The Greek referendum offers four lessons in how not to conduct a national referendum about a country’s relationship with the European Union.
The British government’s handling of a referendum on the country’s continued EU membership shows it has not learned three of these lessons.
1. Make the question clear
The 74-word question put before the Greek electorate was convoluted and opaque. Greeks were asked if they approved documents written in English by bankers and lawyers and past their sell-by date when the vote was held.
The UK referendum bill now in Parliament is not Greek to British voters. The question posed is clear: Should the United Kingdom remain a member of the European Union? The alternative answers are yes or no.
2. Don’t rush the vote
The Greek referendum was announced by its prime minister only nine days before the vote was held.
Hoping to build on his general election victory, Downing Street is promoting the prospect of a ballot on EU membership being held next spring. However, David Cameron has made clear that the referendum should be on terms that he promises to negotiate with the European Union in the months ahead.
Downing Street’s desire to hold a referendum before the government loses its popularity is inconsistent with the slow tempo at which discussions normally proceed in Brussels.
Moreover, saving the eurozone and dealing with a threatened Grexit (Greek exit from the EU) has greater priority than Brexit (British exit).
For the British government to ignore how Brussels reacts to demands from a single national government is a recipe for frustration or worse.
3. One country’s vote on EU policy does not bind other EU member states
Alexis Tsipras justified his referendum on the grounds that the Greek people have a democratic right to be consulted on an agreement with the EU. However, he ignored the fact that the democratically elected governments of the other 18 eurozone countries must also approve any agreement with Greece for it to be binding.
Backbench Tory MPs can bind the Prime Minister to seek the return of EU powers to Britain, but they cannot bind 27 other national governments and supranational EU officials.
Measures such as a reduction in regulatory red tape are negotiable. However demands to rewrite European Union treaties to restrict immigration from the continent or abandon the symbolic commitment to an ever closer Union politically impossible. The Prime Minister will need to rely on smoke and mirrors if he wants to claim that powers he brings back from Brussels are sufficient to make sceptical Tory MPs endorse what he has achieved.

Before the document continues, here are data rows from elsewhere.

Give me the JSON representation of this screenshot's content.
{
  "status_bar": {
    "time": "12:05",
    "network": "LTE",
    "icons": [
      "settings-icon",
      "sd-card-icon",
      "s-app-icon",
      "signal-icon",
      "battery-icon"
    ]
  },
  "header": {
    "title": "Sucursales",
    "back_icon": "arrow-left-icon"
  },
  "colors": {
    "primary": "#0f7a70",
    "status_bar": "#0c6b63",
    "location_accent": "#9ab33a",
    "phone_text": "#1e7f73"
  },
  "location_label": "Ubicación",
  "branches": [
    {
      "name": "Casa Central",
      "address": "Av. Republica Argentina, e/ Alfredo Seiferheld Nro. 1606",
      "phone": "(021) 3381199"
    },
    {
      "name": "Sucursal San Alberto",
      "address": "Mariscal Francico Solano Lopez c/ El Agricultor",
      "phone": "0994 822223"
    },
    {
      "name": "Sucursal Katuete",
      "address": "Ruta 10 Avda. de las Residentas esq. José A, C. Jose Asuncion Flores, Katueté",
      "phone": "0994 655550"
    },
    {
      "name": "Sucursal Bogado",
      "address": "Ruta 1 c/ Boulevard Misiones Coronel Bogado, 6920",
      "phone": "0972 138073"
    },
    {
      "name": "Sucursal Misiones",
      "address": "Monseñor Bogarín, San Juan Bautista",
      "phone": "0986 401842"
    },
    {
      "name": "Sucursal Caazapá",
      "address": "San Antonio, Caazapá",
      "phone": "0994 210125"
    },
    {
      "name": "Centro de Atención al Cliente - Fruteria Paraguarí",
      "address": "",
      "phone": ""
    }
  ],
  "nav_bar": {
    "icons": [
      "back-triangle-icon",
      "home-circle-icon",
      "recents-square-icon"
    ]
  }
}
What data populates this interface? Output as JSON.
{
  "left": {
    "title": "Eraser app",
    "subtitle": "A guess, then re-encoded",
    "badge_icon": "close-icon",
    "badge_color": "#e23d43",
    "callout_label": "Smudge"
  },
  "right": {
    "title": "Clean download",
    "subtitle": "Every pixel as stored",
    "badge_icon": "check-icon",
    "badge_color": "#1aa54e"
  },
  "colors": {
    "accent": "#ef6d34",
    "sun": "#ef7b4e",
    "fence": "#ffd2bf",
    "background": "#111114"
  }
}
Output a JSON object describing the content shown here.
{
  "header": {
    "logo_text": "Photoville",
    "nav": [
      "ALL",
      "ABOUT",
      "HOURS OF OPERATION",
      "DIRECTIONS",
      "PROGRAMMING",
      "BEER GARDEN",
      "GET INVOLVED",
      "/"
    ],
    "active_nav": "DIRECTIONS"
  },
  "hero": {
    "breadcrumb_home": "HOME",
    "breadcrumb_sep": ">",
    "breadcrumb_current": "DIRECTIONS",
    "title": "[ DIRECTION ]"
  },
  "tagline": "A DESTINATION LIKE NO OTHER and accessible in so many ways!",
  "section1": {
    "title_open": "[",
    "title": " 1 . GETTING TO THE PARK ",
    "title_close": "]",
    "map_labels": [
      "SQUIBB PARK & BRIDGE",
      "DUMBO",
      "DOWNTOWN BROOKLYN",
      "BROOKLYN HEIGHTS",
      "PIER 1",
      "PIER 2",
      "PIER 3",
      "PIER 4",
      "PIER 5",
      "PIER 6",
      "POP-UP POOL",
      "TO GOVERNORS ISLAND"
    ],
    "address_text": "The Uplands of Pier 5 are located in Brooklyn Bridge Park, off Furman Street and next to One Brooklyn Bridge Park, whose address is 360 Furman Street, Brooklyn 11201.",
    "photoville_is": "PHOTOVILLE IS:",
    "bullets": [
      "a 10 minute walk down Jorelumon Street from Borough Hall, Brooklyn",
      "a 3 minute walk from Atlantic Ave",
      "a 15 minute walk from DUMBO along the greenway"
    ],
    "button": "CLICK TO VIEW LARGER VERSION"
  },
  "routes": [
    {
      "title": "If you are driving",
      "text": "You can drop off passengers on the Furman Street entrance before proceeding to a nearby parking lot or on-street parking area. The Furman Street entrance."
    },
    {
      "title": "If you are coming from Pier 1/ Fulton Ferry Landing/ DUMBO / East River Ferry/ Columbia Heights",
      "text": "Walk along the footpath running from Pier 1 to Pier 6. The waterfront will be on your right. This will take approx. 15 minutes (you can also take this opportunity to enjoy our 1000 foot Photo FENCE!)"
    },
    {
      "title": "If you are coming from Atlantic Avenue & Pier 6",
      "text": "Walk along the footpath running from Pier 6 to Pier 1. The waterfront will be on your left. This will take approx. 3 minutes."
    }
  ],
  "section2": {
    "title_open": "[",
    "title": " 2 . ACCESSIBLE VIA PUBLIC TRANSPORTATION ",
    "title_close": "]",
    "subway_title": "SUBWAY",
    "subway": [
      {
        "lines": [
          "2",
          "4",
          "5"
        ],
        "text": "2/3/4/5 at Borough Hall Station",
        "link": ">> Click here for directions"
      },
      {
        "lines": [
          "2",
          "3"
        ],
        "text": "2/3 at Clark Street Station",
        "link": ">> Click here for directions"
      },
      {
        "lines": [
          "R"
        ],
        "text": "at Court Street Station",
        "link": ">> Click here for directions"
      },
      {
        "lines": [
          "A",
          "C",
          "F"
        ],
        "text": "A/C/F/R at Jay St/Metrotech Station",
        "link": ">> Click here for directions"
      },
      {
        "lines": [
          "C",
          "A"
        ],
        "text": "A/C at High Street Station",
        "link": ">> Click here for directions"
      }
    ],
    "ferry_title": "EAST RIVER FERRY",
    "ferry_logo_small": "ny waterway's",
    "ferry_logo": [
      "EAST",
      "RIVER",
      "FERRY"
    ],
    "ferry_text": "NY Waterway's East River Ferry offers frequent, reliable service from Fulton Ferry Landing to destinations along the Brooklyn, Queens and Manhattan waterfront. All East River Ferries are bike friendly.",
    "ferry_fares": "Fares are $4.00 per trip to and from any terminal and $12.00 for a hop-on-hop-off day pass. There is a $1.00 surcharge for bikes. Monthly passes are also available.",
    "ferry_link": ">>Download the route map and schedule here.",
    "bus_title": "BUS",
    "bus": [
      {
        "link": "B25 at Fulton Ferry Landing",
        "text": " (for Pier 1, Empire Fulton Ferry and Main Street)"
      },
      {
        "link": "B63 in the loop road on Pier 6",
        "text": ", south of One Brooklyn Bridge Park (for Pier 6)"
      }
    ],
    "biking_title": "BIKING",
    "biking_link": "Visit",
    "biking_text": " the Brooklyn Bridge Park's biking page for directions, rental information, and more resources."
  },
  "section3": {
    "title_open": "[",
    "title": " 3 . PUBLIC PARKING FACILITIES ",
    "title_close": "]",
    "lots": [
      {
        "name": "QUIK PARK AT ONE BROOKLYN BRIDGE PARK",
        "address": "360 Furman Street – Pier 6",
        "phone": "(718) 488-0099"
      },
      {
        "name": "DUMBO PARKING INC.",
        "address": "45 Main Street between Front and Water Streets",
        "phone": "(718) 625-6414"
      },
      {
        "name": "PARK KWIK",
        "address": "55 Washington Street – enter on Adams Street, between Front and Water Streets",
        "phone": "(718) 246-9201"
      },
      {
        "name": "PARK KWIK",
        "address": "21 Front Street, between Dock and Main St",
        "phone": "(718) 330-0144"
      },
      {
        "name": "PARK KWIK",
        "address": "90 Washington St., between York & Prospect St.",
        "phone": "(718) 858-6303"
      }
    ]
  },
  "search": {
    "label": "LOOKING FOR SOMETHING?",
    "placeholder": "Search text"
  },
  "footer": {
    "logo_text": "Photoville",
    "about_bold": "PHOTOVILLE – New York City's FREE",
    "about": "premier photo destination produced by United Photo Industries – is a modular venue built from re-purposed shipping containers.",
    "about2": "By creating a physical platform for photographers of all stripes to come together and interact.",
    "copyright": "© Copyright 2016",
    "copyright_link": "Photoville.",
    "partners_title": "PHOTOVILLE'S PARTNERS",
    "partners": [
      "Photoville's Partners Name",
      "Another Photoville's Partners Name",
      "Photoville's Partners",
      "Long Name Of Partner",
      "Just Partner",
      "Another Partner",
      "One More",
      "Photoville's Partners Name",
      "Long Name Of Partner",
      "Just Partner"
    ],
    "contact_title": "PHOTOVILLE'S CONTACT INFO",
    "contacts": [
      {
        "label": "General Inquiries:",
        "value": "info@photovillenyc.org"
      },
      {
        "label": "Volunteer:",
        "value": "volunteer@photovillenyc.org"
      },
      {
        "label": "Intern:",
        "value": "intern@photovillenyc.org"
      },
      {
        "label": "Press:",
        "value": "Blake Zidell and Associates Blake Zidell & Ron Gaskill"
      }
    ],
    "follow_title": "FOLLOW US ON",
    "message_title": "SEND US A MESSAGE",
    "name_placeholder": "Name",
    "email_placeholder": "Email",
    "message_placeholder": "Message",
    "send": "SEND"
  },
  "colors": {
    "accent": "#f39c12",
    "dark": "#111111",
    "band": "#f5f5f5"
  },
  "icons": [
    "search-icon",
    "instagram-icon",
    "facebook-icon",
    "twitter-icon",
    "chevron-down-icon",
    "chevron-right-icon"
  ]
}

4. From referendum to neverendum
Sunday’s ballot will not end Greek’s economic crisis: it will just open up another Pandora’s Box, the contents of which will dictate how European and global institutions deal with Greece.
Holding a referendum in the UK before EU institutions have the time and inclination to undertake major alterations in their powers means that at best many British demands will be in limbo when a vote is called. There will be agreements to hold discussions in which all member states can press for reforms, or oppose them, as their national governments choose.
Even a vote to stay in the EU would not end the debate. If David Cameron delivers on his intention of leaving office before the end of this parliament, Tory candidates seeking support within the Tory party would claim they could do more to reduce the EU’s influence on Westminster.
If the outcome is a vote to withdraw from the EU, this will not settle the issue. Instead, it will lead to years of uncertainty while negotiations proceed with the EU about how UK could continue to enjoy benefits of EU membership and what obligations the EU would impose on the UK as a non-member state in association with it.
By Professor Richard Rose, UK in a Changing Europe Commissioning Fund Awardee